I’ve been slacking on my blog lately holding down two full-time jobs for the past few months and I’m more than thrilled that one of those is freelance travel writing, but I’ve let my personal writing suffer. It’s about time to catch up on my latest adventures.
The second week in April, Ryan and I took a little 6-day road trip to the northeast corner of NZ’s North Island. We’ve been dreaming of Coromandel’s beaches and Mount Maunganui views since we arrived in the country. A year and a half later we finally made the 5.5 hour drive from Welly to first stop Rotorua then onto Tauranga/Mount Maunganui and finished exploring the Coromandel.
Here are our favorite must-see spots from the journey:
The Redwoods – Whakarewarewa Forest, Rotorua
Stand among Californian giants in this stunning 5600 hectares [13,800 acres] forest. We enjoyed a long stroll looking up as the warm morning sun shone through the branches. It’s an impressive place and worth the visit.
The second largest lake on the North Island sits the edge of Rotorua’s downtown. Surrounded by grassy areas, it’s the perfect place to picnic and to catch a dreamy sunset.
Lake Tarawera, Bay of Plenty
The next morning we woke up for sunrise at Lake Tarawera.

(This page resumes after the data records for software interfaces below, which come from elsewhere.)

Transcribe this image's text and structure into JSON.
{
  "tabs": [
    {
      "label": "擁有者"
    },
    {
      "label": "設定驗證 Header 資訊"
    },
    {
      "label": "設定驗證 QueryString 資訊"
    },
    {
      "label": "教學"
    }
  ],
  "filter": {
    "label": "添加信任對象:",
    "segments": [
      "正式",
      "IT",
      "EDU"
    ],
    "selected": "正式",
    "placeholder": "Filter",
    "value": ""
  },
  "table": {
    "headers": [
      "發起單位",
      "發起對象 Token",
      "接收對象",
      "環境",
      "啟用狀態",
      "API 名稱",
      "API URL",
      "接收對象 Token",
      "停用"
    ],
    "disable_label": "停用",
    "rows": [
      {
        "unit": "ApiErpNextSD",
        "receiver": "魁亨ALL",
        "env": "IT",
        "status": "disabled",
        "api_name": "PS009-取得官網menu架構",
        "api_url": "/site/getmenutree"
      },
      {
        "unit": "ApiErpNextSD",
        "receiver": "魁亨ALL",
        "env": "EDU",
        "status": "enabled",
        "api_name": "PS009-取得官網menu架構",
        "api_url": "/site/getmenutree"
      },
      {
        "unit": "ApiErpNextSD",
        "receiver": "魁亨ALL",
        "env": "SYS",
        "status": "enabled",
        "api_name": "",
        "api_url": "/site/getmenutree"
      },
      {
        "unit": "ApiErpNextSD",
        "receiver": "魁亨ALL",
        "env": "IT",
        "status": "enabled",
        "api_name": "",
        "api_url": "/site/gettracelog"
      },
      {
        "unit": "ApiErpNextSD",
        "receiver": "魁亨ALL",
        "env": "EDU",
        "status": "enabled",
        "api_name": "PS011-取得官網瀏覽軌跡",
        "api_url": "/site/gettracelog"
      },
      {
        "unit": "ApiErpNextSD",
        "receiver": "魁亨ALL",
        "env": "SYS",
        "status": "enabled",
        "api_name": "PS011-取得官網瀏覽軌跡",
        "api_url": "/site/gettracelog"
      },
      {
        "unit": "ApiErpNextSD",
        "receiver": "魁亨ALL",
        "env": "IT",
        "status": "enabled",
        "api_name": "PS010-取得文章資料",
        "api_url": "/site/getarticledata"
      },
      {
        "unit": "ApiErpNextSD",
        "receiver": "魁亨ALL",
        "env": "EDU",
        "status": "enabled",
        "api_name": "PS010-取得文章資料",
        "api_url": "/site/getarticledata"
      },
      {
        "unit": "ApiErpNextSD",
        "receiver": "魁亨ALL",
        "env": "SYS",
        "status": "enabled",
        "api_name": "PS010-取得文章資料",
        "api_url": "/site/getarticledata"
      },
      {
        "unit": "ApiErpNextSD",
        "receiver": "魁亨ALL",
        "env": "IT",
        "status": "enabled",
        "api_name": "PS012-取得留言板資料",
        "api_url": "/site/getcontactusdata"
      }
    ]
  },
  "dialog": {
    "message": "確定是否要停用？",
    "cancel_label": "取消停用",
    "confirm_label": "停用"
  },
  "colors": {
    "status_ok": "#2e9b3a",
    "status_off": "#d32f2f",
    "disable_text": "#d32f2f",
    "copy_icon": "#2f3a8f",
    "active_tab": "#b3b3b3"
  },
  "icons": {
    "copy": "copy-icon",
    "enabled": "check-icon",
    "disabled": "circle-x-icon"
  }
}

There is a little slice of heaven hidden in between Rotorua and Tauranga. The most beautiful waterfall surrounded by NZ’s magical greenery.
But there’s one problem. It’s been a closed track for years for its dangerous climb down. But it’s too beautiful to keep people out. The way down is not easy. We don’t recommend going unless you are with someone who knows how to get down. It’s more of rock-climbing via tree roots and descending down questionable ladders, but the hard work is worth the reward.
Mount Maunganui, Bay of Plenty
We couldn’t wait to visit Mount Maunganui’s endless, pristine beaches and we weren’t disappointed. After coffees in the sand we headed up to the top of the mount to catch a colorful sunset.
Cathedral Cove, Coromandel
That night we drove to Coromandel to wake up on one of the most loved beaches in the country. And we had it all to ourselves.
We recommend heading to the beach for sunrise to beat the tourists. After more people showed up we decided to run to the other beach. It was high tide and we attempted to beat the waves crashing on the cove. We lost. But we didn’t care, the place was mesmerizing.
That night we slept in Whangapoua at a little caravan park called Earl’s Paradise. Earl’s little parking lot sat above the little town overlooking the ocean. He had a mini dorm room, outdoor showers and a kitchen plus two lovely dogs and a friendly kitty. For $10/pp it was more than worth it.
The next morning we headed down to the beach for a lovely, peaceful sunrise.
New Chums Beach, Coromandel
This hidden beach was once listed as one of the best in the world. It’s tucked away through a short trip through the bush. Easily accessible during low tide, but Ryan and I decided to attempt it for sunset. We stripped down to our swimmers carrying our backpacks high above the water. We underestimated the crossing. Laughing as we completely fell in, getting drenched up to our chests and as we made it to the other side it started to downpour. With nowhere to take cover we laughed and cursed our luck and crossed the river again. We made it the next day. It reminded me of the Thai islands. Beautiful white sand, covered in pink seaweed encircled by staggering moss-covered rocks.
Only a minute off Highway 2 is a magnificent waterfall cascading over a mountain of rocks. Although swarming with mosquitos, I happily sat here taking its strength and beauty in.
We woke up the next morning to catch our final sunrise, but Cyclone Cook decided to show up with torrential rain. After a few hours in Tauranga checking out Bansky’s exhibit at Tauranga Art Gallery we decided to start the long drive back to Welly.
If you’re heading to that area and need any advice on photo spots, where to park/camp/eat feel free to reach out with questions!
Cheers for reading,
(photos by Ryan – click on his name to see more of his work)